# Work to be completed
Search the material below for the word "stamp" and copy every line in which it occurs.

# Provided information
________________________________________
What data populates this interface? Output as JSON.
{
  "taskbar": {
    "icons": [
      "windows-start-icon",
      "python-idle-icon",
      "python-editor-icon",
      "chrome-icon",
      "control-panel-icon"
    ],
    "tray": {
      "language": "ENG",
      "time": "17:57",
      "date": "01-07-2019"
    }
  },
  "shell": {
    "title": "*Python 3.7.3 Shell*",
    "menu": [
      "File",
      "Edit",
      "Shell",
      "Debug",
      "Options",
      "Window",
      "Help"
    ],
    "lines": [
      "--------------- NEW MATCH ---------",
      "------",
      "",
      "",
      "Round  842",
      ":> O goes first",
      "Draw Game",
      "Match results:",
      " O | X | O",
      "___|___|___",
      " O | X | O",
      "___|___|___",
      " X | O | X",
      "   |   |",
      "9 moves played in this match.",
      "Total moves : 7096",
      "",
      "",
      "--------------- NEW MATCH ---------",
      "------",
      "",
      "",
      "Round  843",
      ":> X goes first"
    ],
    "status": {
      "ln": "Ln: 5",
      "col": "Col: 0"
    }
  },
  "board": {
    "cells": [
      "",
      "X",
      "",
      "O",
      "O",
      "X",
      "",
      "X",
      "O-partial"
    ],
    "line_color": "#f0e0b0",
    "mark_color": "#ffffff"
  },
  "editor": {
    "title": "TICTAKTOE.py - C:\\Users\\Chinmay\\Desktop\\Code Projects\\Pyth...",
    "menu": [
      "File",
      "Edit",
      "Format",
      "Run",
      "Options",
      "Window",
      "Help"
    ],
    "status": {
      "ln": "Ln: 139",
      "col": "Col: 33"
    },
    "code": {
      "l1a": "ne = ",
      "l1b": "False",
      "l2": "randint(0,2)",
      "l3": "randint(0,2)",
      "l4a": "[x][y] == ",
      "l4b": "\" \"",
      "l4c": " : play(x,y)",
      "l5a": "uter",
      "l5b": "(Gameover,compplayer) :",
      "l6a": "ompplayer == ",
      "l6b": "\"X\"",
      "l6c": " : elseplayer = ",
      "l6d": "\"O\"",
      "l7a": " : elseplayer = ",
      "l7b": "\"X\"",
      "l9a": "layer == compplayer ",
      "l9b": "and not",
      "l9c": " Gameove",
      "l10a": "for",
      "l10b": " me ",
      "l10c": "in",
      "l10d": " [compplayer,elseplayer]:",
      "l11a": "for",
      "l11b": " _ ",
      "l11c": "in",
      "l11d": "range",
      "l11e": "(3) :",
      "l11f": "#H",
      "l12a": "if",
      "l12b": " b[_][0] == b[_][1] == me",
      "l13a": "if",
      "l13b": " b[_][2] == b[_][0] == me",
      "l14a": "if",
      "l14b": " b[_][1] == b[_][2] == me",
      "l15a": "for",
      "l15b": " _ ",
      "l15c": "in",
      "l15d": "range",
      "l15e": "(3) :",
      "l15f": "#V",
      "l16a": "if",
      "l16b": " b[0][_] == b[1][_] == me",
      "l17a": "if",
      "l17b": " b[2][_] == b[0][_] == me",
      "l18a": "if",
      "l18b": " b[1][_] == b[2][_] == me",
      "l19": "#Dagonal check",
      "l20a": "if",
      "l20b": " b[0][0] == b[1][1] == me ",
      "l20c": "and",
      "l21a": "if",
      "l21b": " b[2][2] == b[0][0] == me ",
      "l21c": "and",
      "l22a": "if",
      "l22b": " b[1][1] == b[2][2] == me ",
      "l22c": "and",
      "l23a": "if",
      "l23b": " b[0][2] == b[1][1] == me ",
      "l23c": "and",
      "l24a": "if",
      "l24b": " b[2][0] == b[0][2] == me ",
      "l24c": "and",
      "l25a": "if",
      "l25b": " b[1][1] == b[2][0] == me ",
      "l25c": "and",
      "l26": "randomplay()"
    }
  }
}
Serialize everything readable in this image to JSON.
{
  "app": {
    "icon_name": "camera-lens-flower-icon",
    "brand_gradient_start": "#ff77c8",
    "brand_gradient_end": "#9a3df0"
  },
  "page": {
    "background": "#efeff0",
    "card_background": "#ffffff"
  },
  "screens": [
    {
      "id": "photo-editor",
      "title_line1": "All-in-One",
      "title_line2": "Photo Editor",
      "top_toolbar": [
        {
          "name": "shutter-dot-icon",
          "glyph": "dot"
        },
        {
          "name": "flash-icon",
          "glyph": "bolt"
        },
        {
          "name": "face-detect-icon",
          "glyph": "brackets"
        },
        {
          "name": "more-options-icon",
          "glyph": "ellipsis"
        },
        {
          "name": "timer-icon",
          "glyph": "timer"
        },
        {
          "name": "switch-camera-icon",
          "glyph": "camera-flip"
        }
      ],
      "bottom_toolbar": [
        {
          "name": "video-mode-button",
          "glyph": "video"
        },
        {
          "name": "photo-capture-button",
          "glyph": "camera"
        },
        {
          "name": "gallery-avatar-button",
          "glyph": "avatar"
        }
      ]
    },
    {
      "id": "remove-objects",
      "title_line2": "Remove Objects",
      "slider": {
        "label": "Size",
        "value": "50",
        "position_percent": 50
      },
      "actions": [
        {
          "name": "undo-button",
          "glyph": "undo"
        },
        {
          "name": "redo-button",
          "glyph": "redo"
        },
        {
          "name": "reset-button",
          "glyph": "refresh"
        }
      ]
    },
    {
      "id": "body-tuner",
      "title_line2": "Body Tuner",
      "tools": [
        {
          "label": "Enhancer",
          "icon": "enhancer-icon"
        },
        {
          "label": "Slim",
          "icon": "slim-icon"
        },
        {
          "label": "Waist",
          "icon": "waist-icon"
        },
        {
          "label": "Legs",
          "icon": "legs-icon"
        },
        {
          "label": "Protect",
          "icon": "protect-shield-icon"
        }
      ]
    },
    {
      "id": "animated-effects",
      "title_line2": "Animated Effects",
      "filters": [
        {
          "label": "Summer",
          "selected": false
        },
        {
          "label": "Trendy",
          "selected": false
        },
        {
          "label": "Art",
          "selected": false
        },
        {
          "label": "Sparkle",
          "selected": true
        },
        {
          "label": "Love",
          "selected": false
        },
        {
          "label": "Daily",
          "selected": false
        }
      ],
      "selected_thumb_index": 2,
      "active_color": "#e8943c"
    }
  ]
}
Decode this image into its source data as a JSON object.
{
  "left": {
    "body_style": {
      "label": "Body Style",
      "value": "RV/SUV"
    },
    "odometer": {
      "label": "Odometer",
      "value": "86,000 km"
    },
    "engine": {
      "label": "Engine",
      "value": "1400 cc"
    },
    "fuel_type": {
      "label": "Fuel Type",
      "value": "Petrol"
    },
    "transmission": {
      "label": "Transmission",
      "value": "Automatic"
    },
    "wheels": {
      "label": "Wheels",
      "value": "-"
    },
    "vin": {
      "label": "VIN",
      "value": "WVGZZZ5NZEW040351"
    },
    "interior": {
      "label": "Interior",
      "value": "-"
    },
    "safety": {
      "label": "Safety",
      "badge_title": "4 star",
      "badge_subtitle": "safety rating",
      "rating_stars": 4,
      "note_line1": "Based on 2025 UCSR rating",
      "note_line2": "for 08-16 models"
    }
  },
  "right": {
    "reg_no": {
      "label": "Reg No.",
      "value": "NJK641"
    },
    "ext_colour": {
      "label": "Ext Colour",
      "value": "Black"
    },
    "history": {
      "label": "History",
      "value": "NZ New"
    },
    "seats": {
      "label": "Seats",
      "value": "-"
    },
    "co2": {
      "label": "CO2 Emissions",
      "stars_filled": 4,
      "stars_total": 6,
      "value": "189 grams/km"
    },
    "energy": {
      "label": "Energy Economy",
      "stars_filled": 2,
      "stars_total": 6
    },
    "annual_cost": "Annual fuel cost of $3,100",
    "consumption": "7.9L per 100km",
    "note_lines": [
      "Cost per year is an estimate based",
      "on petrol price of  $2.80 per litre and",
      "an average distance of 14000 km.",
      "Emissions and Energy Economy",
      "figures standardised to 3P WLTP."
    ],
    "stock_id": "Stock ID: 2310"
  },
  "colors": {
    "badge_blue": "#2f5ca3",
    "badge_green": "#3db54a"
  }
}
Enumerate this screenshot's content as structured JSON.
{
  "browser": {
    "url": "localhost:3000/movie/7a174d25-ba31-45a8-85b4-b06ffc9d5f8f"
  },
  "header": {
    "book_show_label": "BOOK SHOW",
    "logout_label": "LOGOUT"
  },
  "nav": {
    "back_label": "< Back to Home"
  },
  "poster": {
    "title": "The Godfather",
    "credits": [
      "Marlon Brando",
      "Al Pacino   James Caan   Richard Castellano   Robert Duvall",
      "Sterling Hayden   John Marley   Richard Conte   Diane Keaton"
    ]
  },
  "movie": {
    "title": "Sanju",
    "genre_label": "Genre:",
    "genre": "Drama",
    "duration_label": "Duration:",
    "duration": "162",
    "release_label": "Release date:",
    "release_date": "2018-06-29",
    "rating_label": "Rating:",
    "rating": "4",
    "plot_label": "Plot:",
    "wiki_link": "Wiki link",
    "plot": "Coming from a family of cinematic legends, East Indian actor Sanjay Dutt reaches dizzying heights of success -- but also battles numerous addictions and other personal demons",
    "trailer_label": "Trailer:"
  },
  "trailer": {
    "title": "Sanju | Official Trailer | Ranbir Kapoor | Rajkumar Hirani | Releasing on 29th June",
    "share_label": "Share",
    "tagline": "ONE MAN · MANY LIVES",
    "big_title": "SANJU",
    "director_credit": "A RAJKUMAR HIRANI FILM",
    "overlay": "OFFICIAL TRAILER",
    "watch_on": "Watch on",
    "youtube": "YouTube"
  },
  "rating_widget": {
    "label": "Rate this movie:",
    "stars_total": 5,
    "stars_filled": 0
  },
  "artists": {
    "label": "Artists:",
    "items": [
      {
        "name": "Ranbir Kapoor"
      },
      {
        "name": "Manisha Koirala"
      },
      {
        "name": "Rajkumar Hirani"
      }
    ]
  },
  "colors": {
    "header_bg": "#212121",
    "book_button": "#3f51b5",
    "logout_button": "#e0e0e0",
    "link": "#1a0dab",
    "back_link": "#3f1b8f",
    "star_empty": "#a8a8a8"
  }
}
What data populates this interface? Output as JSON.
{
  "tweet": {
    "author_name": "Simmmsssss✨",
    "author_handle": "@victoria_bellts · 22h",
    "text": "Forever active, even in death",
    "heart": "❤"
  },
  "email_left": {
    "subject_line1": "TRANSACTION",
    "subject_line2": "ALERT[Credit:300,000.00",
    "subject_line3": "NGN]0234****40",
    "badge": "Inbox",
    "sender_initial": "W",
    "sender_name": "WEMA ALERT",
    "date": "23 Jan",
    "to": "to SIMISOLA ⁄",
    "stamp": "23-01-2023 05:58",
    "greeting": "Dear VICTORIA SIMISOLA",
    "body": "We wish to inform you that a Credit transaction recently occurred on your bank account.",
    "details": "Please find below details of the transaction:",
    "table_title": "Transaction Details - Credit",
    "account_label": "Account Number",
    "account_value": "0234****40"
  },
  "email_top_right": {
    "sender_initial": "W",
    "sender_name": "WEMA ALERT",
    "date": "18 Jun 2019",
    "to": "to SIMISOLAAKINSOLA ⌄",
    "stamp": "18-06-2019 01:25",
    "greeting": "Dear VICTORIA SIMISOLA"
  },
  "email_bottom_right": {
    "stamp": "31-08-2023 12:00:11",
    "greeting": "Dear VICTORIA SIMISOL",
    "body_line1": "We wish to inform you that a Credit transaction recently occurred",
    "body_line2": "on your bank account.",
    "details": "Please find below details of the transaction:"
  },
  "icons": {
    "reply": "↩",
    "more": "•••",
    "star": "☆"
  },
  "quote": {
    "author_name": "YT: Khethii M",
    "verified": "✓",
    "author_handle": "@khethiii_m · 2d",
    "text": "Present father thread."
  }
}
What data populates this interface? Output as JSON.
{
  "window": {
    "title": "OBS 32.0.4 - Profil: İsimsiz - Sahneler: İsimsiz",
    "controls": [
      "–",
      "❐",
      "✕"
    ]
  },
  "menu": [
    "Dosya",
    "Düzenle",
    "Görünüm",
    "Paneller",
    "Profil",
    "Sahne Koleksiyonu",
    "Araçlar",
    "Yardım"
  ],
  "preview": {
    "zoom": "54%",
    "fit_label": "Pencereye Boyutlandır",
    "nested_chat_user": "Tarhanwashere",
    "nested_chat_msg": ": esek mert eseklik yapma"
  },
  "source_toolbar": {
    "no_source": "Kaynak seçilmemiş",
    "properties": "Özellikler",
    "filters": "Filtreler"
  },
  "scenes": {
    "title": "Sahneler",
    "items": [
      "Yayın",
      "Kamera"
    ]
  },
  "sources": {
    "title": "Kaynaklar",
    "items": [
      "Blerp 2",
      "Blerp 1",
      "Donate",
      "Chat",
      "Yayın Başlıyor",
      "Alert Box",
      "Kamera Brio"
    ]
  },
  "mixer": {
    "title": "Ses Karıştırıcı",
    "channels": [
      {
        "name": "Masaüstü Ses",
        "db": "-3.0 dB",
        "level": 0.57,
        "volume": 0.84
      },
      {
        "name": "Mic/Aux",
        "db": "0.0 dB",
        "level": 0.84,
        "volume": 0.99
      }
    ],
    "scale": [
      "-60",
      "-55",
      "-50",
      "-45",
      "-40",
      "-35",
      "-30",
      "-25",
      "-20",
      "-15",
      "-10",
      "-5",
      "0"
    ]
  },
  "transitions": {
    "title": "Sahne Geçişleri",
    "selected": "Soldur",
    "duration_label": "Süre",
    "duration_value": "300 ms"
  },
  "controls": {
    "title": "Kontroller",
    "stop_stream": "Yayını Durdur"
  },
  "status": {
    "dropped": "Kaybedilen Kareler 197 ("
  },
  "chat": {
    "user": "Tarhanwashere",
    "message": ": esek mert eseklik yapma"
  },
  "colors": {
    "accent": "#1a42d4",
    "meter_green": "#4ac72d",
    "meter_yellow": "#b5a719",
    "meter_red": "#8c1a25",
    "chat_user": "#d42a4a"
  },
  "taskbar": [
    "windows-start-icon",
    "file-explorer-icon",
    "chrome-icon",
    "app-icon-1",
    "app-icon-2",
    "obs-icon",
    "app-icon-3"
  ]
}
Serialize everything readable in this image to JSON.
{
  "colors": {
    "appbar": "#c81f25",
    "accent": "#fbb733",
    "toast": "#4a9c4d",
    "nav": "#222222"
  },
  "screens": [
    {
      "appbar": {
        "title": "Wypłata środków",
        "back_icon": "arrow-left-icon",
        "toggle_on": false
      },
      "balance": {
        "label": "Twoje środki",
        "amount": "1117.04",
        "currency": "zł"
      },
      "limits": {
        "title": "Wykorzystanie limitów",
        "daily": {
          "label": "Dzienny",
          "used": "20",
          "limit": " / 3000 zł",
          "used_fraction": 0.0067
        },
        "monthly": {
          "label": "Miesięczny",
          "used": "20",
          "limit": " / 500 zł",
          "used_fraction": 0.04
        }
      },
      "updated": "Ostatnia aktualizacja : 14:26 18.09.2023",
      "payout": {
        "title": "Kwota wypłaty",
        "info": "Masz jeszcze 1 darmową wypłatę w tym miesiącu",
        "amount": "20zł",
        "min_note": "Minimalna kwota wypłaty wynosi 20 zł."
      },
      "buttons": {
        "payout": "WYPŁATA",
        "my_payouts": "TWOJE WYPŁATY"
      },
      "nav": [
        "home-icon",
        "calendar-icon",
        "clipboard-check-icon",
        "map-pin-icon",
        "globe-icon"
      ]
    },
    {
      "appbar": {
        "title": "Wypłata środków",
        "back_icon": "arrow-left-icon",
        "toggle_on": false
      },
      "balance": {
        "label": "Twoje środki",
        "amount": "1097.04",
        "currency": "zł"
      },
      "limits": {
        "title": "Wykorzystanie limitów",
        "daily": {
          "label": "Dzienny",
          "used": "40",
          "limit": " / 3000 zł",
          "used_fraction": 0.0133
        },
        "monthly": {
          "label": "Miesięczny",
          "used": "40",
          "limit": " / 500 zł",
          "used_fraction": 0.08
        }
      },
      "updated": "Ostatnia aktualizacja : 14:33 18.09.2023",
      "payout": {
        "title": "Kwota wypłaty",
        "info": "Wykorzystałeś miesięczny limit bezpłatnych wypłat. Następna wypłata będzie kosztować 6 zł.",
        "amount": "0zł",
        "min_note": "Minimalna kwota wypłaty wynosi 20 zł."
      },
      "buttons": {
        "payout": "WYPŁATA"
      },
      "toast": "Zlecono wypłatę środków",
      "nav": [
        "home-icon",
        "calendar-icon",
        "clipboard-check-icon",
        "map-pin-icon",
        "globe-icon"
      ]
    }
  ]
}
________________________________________
# Exercise answer
    "stamp": "23-01-2023 05:58",
    "stamp": "18-06-2019 01:25",
    "stamp": "31-08-2023 12:00:11",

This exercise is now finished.